Local police officers speak up for diversity, show students they aren’t alone in sexual preferences

Kenny Chilton

The Lesbian and Gay Peace Officer’s Association of Austin (LGPOA-Austin) joined the Austin Police Department to make hope viral in an original “It Gets Better” video released last Friday.

The video featured several LGBTQ Austin Police Department employees, active officers and civilians, along with allies, telling homosexual youth that life gets better for someone who identifies as LGBTQ.

Among the police officers in the film was Austin Police Chief Art Acevedo.

“I have always valued diversity,” Acevedo said in the video. “No matter who you are, we have created a safe environment for our employees, and our number one goal is to create a safe environment for you.”

Stephen McCormick, APD senior police officer and LGPOA-Austin president, said the video serves two purposes.

“First, we are showing LGBTQ youth that there are role models in the world that care about you and are here to protect you,” McCormick said. “Second, we are demonstrating that Texas, and law enforcement as a whole, does not have to continue to have the perception of being intolerant.”

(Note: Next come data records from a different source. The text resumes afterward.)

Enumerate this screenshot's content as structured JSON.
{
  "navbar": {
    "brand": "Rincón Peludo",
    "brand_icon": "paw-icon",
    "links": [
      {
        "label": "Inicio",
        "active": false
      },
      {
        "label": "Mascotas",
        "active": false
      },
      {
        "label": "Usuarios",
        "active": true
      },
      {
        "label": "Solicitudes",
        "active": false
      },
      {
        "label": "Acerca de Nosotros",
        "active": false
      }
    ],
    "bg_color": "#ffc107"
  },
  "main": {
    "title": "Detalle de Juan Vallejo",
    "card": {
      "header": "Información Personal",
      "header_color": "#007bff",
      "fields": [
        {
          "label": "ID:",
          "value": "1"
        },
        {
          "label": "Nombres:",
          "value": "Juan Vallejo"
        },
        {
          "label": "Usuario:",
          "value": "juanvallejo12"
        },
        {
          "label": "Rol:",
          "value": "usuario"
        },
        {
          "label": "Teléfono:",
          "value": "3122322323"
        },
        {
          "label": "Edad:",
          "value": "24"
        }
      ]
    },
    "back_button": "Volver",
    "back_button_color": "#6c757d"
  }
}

Jan Eustaquio, mathematics senior and president of Delta Lambda Phi, a fraternity for gay, bisexual and progressive men, said the video proves there is a support network for LGBTQ people, even in the conservative state of Texas.

“They make me proud to be a Texan, an Austinite and a member of the LGBTQ community,” Eustaquio said. “Not everyone is against LGBTQ. Not everyone believes in the condemnation of LGBTQ.”

APD sergeant Bruce Friar said the video was intended for younger audiences who are bullied, harassed or abused for being different.

“Too many LGBTQ kids start to believe the hateful, ignorant message that there is something wrong with them … and too many of them end up turning to suicide as a way out,” Friar said. “I hope that this message would reach anyone who needs to hear it and that they would reach out to someone.”

Ana Ixchel Rosal, director of UT’s Gender and Sexuality Center, said APD extended a welcome to all LGBTQ residents of Austin, including college students.

“Hopefully what this means is that if a LGBT student needs service, they will be guaranteed good treatment,” Rosal said. “It is especially helpful for students who may just be coming out. It is significant to hear that an institution may be willing to help and accept them.”

LGPOA–Austin’s video has reached more than 80,000 views on YouTube. 

Printed on Friday, September 28, 2012 as: Austin police officers create video for local youth exploring sexuality